Task directions: Write the entries below out again exactly, but skip the pictures.

Material for this task:
══════
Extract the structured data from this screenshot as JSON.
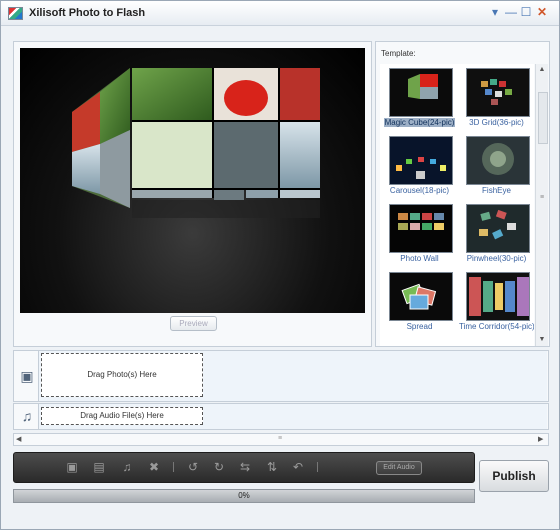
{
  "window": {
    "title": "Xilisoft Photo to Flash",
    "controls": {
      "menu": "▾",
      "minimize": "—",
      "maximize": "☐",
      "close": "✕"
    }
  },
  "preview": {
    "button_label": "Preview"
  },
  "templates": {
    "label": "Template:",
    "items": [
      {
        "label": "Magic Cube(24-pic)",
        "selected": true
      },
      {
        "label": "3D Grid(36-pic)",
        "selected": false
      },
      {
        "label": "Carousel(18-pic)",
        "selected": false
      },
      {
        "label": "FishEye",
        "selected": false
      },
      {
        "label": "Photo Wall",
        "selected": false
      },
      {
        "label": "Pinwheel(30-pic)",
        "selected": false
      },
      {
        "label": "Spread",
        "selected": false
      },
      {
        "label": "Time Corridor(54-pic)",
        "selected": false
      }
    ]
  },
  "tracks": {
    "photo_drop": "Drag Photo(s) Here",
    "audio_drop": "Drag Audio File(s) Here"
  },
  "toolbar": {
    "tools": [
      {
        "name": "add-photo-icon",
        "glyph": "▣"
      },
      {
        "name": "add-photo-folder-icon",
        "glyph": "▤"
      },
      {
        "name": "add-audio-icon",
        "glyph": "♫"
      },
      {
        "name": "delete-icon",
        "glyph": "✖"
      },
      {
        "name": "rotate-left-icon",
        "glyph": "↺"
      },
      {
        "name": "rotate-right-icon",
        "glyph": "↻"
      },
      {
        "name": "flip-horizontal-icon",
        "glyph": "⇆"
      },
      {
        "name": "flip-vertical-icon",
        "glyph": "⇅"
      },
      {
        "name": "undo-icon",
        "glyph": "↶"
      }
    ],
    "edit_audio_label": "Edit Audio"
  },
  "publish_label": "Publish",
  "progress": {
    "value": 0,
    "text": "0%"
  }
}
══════
Task response:
Extract the structured data from this screenshot as JSON.
{
  "window": {
    "title": "Xilisoft Photo to Flash",
    "controls": {
      "menu": "▾",
      "minimize": "—",
      "maximize": "☐",
      "close": "✕"
    }
  },
  "preview": {
    "button_label": "Preview"
  },
  "templates": {
    "label": "Template:",
    "items": [
      {
        "label": "Magic Cube(24-pic)",
        "selected": true
      },
      {
        "label": "3D Grid(36-pic)",
        "selected": false
      },
      {
        "label": "Carousel(18-pic)",
        "selected": false
      },
      {
        "label": "FishEye",
        "selected": false
      },
      {
        "label": "Photo Wall",
        "selected": false
      },
      {
        "label": "Pinwheel(30-pic)",
        "selected": false
      },
      {
        "label": "Spread",
        "selected": false
      },
      {
        "label": "Time Corridor(54-pic)",
        "selected": false
      }
    ]
  },
  "tracks": {
    "photo_drop": "Drag Photo(s) Here",
    "audio_drop": "Drag Audio File(s) Here"
  },
  "toolbar": {
    "tools": [
      {
        "name": "add-photo-icon",
        "glyph": "▣"
      },
      {
        "name": "add-photo-folder-icon",
        "glyph": "▤"
      },
      {
        "name": "add-audio-icon",
        "glyph": "♫"
      },
      {
        "name": "delete-icon",
        "glyph": "✖"
      },
      {
        "name": "rotate-left-icon",
        "glyph": "↺"
      },
      {
        "name": "rotate-right-icon",
        "glyph": "↻"
      },
      {
        "name": "flip-horizontal-icon",
        "glyph": "⇆"
      },
      {
        "name": "flip-vertical-icon",
        "glyph": "⇅"
      },
      {
        "name": "undo-icon",
        "glyph": "↶"
      }
    ],
    "edit_audio_label": "Edit Audio"
  },
  "publish_label": "Publish",
  "progress": {
    "value": 0,
    "text": "0%"
  }
}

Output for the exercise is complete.